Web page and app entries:

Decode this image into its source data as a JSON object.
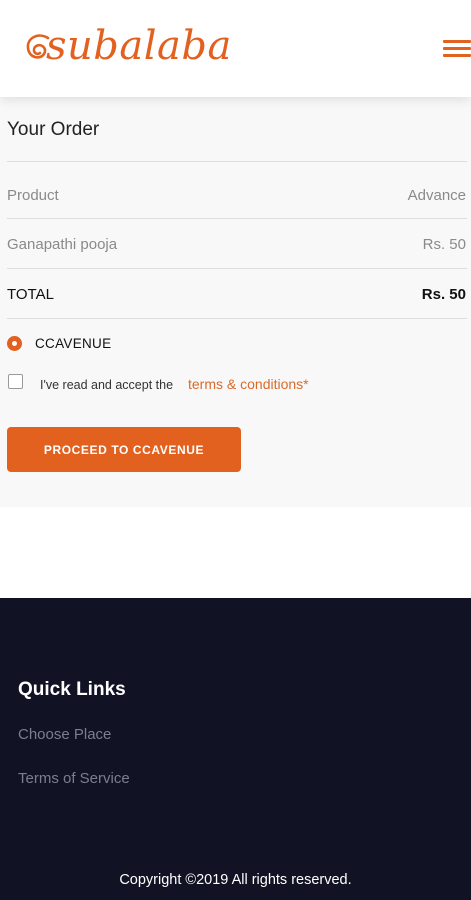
{
  "header": {
    "logo_text": "subalaba",
    "menu_icon": "hamburger-menu-icon",
    "brand_color": "#e2611f"
  },
  "order": {
    "title": "Your Order",
    "columns": {
      "product": "Product",
      "advance": "Advance"
    },
    "item": {
      "name": "Ganapathi pooja",
      "price": "Rs. 50"
    },
    "total": {
      "label": "TOTAL",
      "amount": "Rs. 50"
    },
    "payment_method": "CCAVENUE",
    "terms": {
      "text": "I've read and accept the",
      "link": "terms & conditions*",
      "checked": false
    },
    "proceed_label": "PROCEED TO CCAVENUE"
  },
  "footer": {
    "quick_links_title": "Quick Links",
    "links": [
      "Choose Place",
      "Terms of Service"
    ],
    "copyright": "Copyright ©2019 All rights reserved.",
    "background": "#111224"
  }
}
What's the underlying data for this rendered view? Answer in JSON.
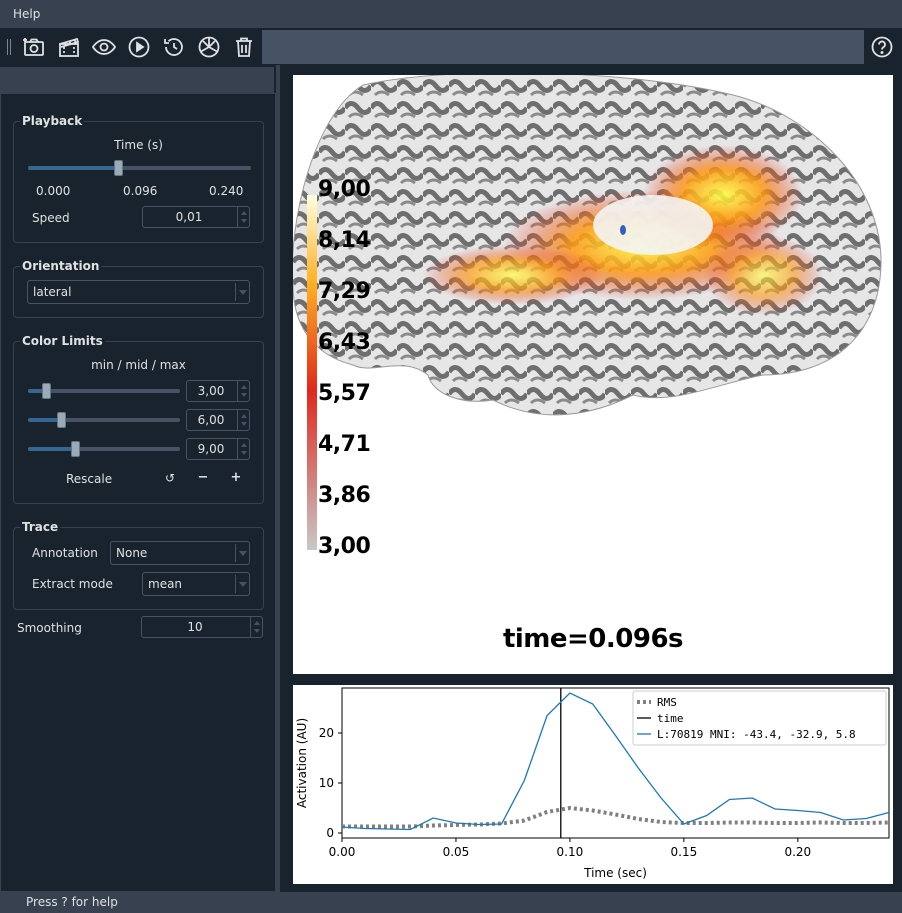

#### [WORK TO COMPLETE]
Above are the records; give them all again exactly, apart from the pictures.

#### [TASK ANSWER]
Decode this image into its source data as a JSON object.
{
  "header": {
    "logo_text": "subalaba",
    "menu_icon": "hamburger-menu-icon",
    "brand_color": "#e2611f"
  },
  "order": {
    "title": "Your Order",
    "columns": {
      "product": "Product",
      "advance": "Advance"
    },
    "item": {
      "name": "Ganapathi pooja",
      "price": "Rs. 50"
    },
    "total": {
      "label": "TOTAL",
      "amount": "Rs. 50"
    },
    "payment_method": "CCAVENUE",
    "terms": {
      "text": "I've read and accept the",
      "link": "terms & conditions*",
      "checked": false
    },
    "proceed_label": "PROCEED TO CCAVENUE"
  },
  "footer": {
    "quick_links_title": "Quick Links",
    "links": [
      "Choose Place",
      "Terms of Service"
    ],
    "copyright": "Copyright ©2019 All rights reserved.",
    "background": "#111224"
  }
}
What's the underlying data for this rendered view? Answer in JSON.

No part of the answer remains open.